### Exercise brief
The lines below that include "name" are to be found and copied.
▬▬▬▬▬▬
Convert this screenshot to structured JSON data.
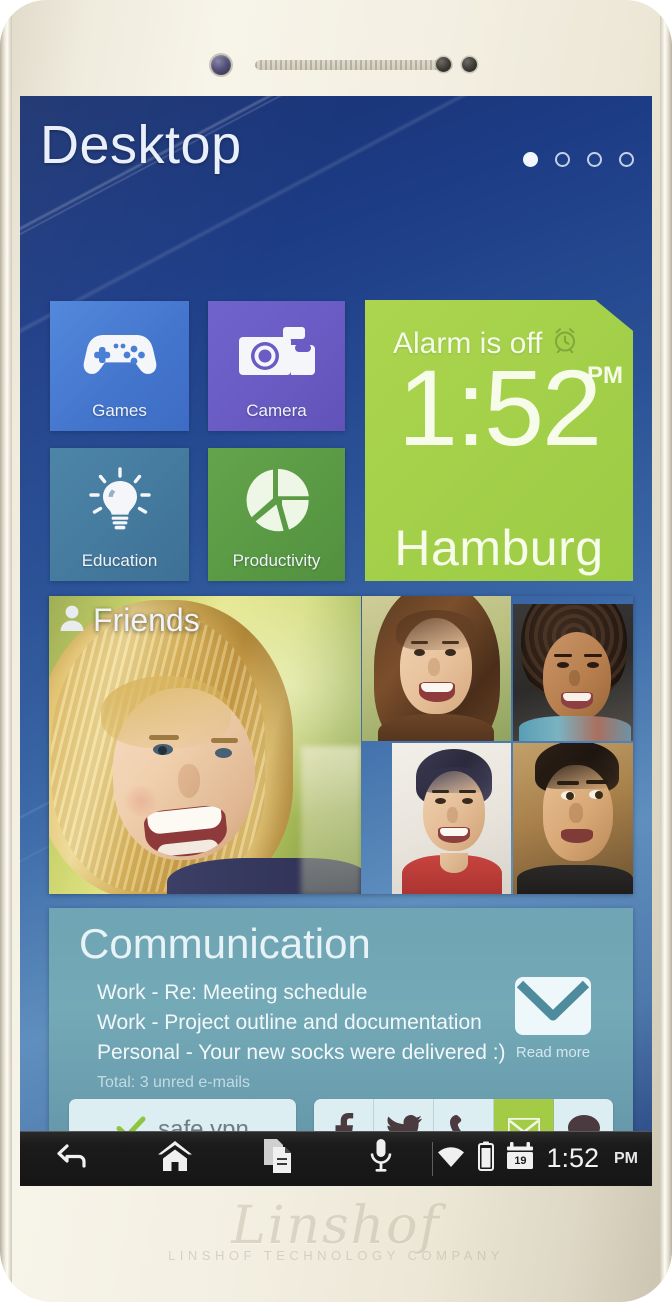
{
  "device": {
    "brand_script": "Linshof",
    "brand_subtitle": "LINSHOF TECHNOLOGY COMPANY",
    "colors": {
      "body": "#f3efe2",
      "screen_bg": "#2a5196"
    }
  },
  "home": {
    "title": "Desktop",
    "page_indicator": {
      "total": 4,
      "active_index": 0
    }
  },
  "tiles": [
    {
      "label": "Games",
      "icon": "gamepad-icon",
      "color": "#4a7fd4"
    },
    {
      "label": "Camera",
      "icon": "camera-icon",
      "color": "#6a5cc4"
    },
    {
      "label": "Education",
      "icon": "lightbulb-icon",
      "color": "#447a9e"
    },
    {
      "label": "Productivity",
      "icon": "piechart-icon",
      "color": "#5a9a44"
    }
  ],
  "clock_widget": {
    "alarm_text": "Alarm is off",
    "alarm_icon": "alarm-clock-icon",
    "time": "1:52",
    "ampm": "PM",
    "city": "Hamburg",
    "color": "#a4d04a"
  },
  "friends_widget": {
    "label": "Friends",
    "icon": "person-icon",
    "photo_count": 5
  },
  "communication": {
    "title": "Communication",
    "messages": [
      "Work - Re: Meeting schedule",
      "Work - Project outline and documentation",
      "Personal - Your new socks were delivered :)"
    ],
    "total_text": "Total: 3 unred e-mails",
    "mail_icon": "envelope-icon",
    "read_more": "Read more",
    "color": "#6fa5b4",
    "vpn": {
      "label": "safe vpn",
      "icon": "check-icon"
    },
    "social": [
      {
        "name": "facebook-icon",
        "active": false
      },
      {
        "name": "twitter-icon",
        "active": false
      },
      {
        "name": "phone-icon",
        "active": false
      },
      {
        "name": "mail-icon",
        "active": true
      },
      {
        "name": "chat-icon",
        "active": false
      }
    ]
  },
  "navbar": {
    "buttons": [
      {
        "name": "back-icon"
      },
      {
        "name": "home-icon"
      },
      {
        "name": "recents-icon"
      },
      {
        "name": "microphone-icon"
      }
    ],
    "status": {
      "wifi_icon": "wifi-icon",
      "battery_icon": "battery-icon",
      "calendar_icon": "calendar-icon",
      "calendar_day": "19",
      "time": "1:52",
      "ampm": "PM"
    }
  }
}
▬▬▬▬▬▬
### Response below
        "name": "facebook-icon",
        "name": "twitter-icon",
        "name": "phone-icon",
        "name": "mail-icon",
        "name": "chat-icon",
        "name": "back-icon"
        "name": "home-icon"
        "name": "recents-icon"
        "name": "microphone-icon"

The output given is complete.